Things are increasingly desperate for both sides, just in different ways. The Germans eliminate a number of pockets that have formed just east of the Meuse, whose only reason for existence was to delay the Germans just for another 12 hours or so. Some get overrun, but some even manage to hold against the odds with their determined stance. At Givet, the Germans clear the east side of the river, but their bridgehead is still just as small with more defenders arriving on the west side every minute. In the vicinity of Ciney, several Pz Div abreast push towards the river threatening multiple crossing points.
Towards the Meuse on a wide front
Givet gets increasingly desperate for the Germans
The 11th Pz arrives in Bastogne, not a minute too early... Patton’s counterattack is starting in earnest. While some of his forces are drained to cover the flank, there are still enough arriving to give the Germans a headache.
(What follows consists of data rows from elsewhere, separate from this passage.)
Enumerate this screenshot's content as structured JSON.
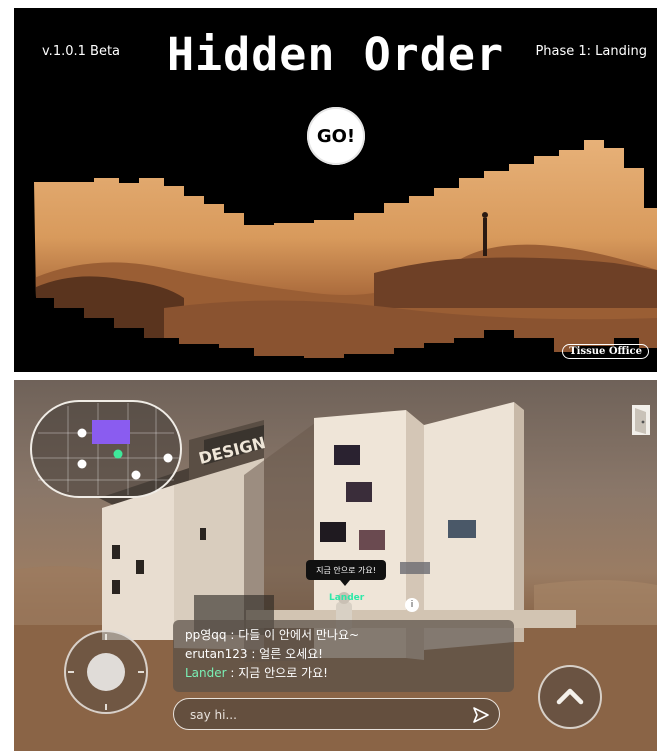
{
  "title_screen": {
    "version": "v.1.0.1 Beta",
    "title": "Hidden Order",
    "phase": "Phase 1: Landing",
    "go_label": "GO!",
    "credit": "Tissue Office"
  },
  "game_scene": {
    "building_sign": "DESIGN",
    "speech_bubble": "지금 안으로 가요!",
    "avatar_name": "Lander",
    "info_icon_glyph": "i",
    "chat": [
      {
        "user": "pp영qq",
        "sep": " : ",
        "message": "다들 이 안에서 만나요~"
      },
      {
        "user": "erutan123",
        "sep": " : ",
        "message": "얼른 오세요!"
      },
      {
        "user": "Lander",
        "sep": " : ",
        "message": "지금 안으로 가요!"
      }
    ],
    "chat_input_placeholder": "say hi...",
    "icons": [
      "minimap-icon",
      "exit-door-icon",
      "send-icon",
      "joystick-icon",
      "chevron-up-icon",
      "info-icon"
    ],
    "colors": {
      "self_name": "#7af0b5",
      "avatar_label": "#2ee8a8",
      "minimap_room": "#8a5cf0",
      "minimap_self": "#3ee89a"
    }
  }
}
But time is short, a number of elite paratroop regiments near La Roche en Ardenne are coming to the end of their ability to fight on and are close to surrendering.
The Brits are in the meantime arriving in strength, and will cover now half the western crossing points in force. Any crossing there will not happen in a hurry. There are still plenty covered only by bashed up troops though that will have to do for another 24 hrs before they are safe and dry...
Things are certainly getting more desperate for both sides as the day goes by. The Germans increase their lodging on the west side of the Meuse river near Givet, and manage to cross just a few miles north as well, threatening the main crossing at Dinant now from both sides of the river. The Brits however are pouring reinforcements into the area, and while the river has been breached, the Allied position on the west bank looks more and more comfortable (though with only 1 hex left to go for the Germans....).
The German Bridgehead across the Meuse
A morale victory goes to the Germans with the 501st regiment of the Screaming Eagles surrendering after being cut of f for days with no prospect of relief any time soon. If the 2nd regiment just bit further west would throw in the towel tomorrow as well, then north south traffic in the centre of the German position would become considerably easier.
Only little progress is made in the sector just a bit further east. Bypassed units fight to the last man and thwart any attempts to clear those cross-road positions. The east bank is in reach now on a wider front, with often just a few miles left; crossing will be a completely different kind of animal though. The skies are slowly clearing, and the weather forecast for the coming day is good for the first time. And in 1944 this means that the skies will be swarming with Allied jabos, making German attacks increasingly unlikely to succeed.
The Allied forces bled considerably, but it might have been juuuuust enough...
The price that had to be paid...
To be continued...
- Last edited Tue Dec 25, 2012 10:11 am (Total Number of Edits: 2)
- Posted Mon Dec 24, 2012 1:18 pm
Gotthard Heinrici (prev. Graf Strachwitz)
Wow, what a great session report! This really is nailbiting!!
Quite an amazing achievement for the Germans. January I will play this again as Germans and have taken notes. The US troops at the Monschau area seemed almost in a position to overrun the German starting lines?!
Thanks for the write up and pics!
Attaque! Toujours attaque!!
This was fun! Great AAR!!!
Really great camera work too. You make the game look very inviting.
Great read, cheers very much!
Very well, very inviting indeed. Very good game.
Re: The Hammer shall fall in the Ardennes - part 2